Jurors hear first testimony in Kings’ trial
Published 5:00 am Tuesday, August 28, 2001
MEADVILLE — Jurors were selected, opening statements were heardand trial began Monday afternoon for two Walthall County menaccused of molesting a 13-year-old boy earlier this year.
David Earl King, 67, leader of the Valley of the Kingschurch-farm community, and Nathan Paul King, 33, a member of thecommunity who has been cared for by D.E. King since childhood, facecharges of sexual battery, conspiracy to commit sexual battery andcontributing to the delinquency of a minor.
The Kings were arrested earlier this year after a young boy, whowas a member of the community at the time, told authorities he hadbeen involved in sexual activity with the men.
During opening arguments, Assistant District Attorney BillGoodwin outlined the state’s case against the Kings.
He told the 16 jurors, of which four were alternates, that thestate planned to prove “beyond a reasonable doubt” the Kingsparticipated in sexual acts with the boy and showed the boypornographic material.

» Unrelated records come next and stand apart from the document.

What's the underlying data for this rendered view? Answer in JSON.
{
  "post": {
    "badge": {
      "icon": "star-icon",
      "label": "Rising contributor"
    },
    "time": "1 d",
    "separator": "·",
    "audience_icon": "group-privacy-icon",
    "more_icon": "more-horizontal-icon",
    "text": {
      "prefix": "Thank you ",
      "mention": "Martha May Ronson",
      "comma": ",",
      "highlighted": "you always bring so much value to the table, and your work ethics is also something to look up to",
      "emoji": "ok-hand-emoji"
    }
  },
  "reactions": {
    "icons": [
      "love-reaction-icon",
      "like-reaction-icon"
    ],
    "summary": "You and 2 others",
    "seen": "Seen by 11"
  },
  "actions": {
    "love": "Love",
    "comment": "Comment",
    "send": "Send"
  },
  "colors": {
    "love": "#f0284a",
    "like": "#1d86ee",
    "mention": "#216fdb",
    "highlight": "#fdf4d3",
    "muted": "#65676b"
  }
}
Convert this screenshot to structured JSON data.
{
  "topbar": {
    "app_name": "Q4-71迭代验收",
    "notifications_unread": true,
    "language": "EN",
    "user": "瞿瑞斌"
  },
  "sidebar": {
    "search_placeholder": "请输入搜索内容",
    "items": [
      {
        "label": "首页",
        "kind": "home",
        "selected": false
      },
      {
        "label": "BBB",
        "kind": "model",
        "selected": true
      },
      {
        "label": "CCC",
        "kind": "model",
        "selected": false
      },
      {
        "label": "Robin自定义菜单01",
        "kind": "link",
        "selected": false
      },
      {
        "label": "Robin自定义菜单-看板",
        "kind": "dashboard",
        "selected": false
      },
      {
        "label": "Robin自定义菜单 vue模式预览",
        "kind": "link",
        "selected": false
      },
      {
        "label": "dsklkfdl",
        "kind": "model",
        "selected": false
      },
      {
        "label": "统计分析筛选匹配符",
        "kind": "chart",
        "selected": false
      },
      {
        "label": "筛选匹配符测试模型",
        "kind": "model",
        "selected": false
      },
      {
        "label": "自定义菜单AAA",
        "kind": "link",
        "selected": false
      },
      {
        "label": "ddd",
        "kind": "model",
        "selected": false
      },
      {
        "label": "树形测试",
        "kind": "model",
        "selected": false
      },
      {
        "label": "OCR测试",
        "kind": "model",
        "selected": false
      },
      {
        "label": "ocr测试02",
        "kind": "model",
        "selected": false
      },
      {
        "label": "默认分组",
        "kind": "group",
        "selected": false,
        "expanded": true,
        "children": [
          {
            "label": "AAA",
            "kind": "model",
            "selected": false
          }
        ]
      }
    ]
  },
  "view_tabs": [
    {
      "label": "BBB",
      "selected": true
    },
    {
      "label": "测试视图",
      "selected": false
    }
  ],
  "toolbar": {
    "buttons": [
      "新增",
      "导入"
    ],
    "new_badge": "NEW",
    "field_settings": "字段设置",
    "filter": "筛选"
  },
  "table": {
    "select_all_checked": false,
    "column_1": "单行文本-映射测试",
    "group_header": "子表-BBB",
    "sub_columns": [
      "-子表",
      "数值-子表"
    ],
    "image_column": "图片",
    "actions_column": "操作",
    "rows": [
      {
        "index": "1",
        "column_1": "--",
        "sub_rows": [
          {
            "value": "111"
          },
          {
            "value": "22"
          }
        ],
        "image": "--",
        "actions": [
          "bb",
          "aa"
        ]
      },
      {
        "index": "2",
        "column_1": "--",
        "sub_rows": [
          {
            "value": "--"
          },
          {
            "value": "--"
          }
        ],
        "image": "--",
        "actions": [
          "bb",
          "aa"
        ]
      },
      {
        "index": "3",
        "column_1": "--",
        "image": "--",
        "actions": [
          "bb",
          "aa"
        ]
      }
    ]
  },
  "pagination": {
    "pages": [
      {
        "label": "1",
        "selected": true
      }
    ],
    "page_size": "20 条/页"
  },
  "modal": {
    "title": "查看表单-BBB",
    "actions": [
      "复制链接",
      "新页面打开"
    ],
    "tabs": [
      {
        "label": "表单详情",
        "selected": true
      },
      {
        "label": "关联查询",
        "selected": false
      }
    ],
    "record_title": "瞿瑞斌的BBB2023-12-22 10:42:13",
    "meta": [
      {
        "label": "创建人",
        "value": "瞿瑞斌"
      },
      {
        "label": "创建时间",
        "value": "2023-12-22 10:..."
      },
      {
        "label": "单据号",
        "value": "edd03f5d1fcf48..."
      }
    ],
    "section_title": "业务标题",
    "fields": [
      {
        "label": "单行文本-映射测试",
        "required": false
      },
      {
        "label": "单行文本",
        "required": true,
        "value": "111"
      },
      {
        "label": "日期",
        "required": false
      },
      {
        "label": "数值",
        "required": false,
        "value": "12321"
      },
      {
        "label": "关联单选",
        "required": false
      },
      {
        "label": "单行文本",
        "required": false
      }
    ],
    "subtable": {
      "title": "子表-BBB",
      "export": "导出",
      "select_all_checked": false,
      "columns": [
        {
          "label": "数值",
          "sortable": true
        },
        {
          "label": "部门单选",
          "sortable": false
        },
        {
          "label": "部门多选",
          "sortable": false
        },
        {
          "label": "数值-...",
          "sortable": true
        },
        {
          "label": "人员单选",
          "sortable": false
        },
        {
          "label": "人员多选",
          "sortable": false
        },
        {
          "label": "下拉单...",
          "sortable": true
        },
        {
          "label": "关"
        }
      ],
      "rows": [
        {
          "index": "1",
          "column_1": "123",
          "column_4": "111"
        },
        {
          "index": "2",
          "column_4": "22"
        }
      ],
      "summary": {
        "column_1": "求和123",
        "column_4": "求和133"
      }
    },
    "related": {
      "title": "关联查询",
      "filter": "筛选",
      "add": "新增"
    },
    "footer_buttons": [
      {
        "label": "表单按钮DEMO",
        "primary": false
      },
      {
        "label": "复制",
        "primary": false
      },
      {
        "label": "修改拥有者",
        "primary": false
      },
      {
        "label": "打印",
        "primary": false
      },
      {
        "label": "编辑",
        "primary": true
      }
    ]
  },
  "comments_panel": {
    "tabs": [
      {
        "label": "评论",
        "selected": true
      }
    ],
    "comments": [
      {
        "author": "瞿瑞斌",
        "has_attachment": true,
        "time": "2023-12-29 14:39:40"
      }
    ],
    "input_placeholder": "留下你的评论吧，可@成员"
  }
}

The incidents allegedly occurred while thechild was attending church and school at the Valley of theKings.
Goodwin explained how the boy’s mother had attended D.E. King’schurch in Baxterville over 25 years ago. She and her husband wereloyal followers when the church was moved to a rural area inWalthall County, thus allowing their son to become involved in theorganization, he added.
Valley of the Kings was described by Goodwin as a small,independent church with a school in a nearby location. Members wore”austere clothing” and did not watch television, according toGoodwin.
“They led very simple lives… and church was the center oftheir social activities,” Goodwin said.
The young boy behaved like the others and seemed to enjoyattending church regularly until February 2001, Goodwin toldjurors.
“Suddenly he did not want to go anywhere around David EarlKing,” he added.
Goodwin went on to tell jurors that on March 1, the boy confidedin his parents that the Kings had been molesting him, Goodwin said.The boy and his mother went to the Walthall County Sheriff’sDepartment, where the boy talked with an investigator and aDepartment of Human Services representative.
During the interview, the young boy described sexual aids andpornographic material that was found by authorities the next dayafter arresting the Kings and serving a search warrant on theKings’ property on Eon-Sartinville Road in Jayess.
Walthall County Sheriff Duane Dillon and Investigator TonyRushing testified Monday that the materials were found where theboy had said they would be during the interview.
They also mentioned other items, such as photographs of nudemen, and magazines with homosexual and explicit material, foundduring two searches on the Kings’ property. The material was foundprimarily in the bedroom of D.E. King, which was locked with adeadbolt.
Defense attorney John Collette repeatedly asked Dillon andRushing about the specifics of the search, continuously mentioningwhy authorities did not obtain a key to the bedroom rather thankicking in the door.
He also questioned why authorities did not collect fingerprintsor semen samples from the room. Dillon and Rushing did not have anexplanation.
Collette, who is representing D.E. King, also pointed out to thejury that the pornographic and homosexual magazines were notaddressed to his client. They were addressed to a long timeacquaintance of his, saying it did not prove the magazines were hisclient’s just because they were in his room.
He also indicated to the jury that such material could have justcome to the home of D.E. King in the form of “junk mail.”
In redirect questioning, Goodwin wondered if having so manyissues, over two dozen magazines, could be classified asunsolicited mail.
“Have you ever, in your 53 years, received mail like thisunexpectedly,” Goodwin asked Dillon, who responded with a “no.”
Collette also wondered why authorities were so willing tobelieve the allegations of the 13-year-old boy. He asked if therewas any other evidence, or where they just relying on the boy to becredible.
After some debate among lawyers, authorities were allowed toreveal they had other reported cases that convinced them a searchwas necessary. Those cases will not be discussed during the trialbecause they will be addressed at other trials.
Nathan Paul King’s lawyer Wayne Dowdy did not have manyquestions for Dillon and Rushing. He simply asked them if any ofthe materials were found in his client’s room, and received anegative answer from both officers.
Earlier in the day, due to the graphic nature of the allegationsand the high-profile of the case, Circuit Court Judge Mike Smithset strict rules for jurors and spectators in the Franklin CountyCourtroom. The trial was moved from Walthall County because ofpretrial publicity.
Smith told jurors they could not watch or read any news coverageof the trial, nor could they discuss the trial with anyone.
No one under 16 years of age will be allowed in the courtroom,and cameras will not be allowed in the Franklin County Courthousewhile the trial is under way, according to Smith.
He also addressed the 20-25 spectators, making sure they tookthis trial very seriously. They were instructed not to talk orwhisper while court was in session, no matter what wasdepicted.
“If you need to get yourself entertained, go to a picture show,”Smith said.
The trial is expected to continue throughout the week.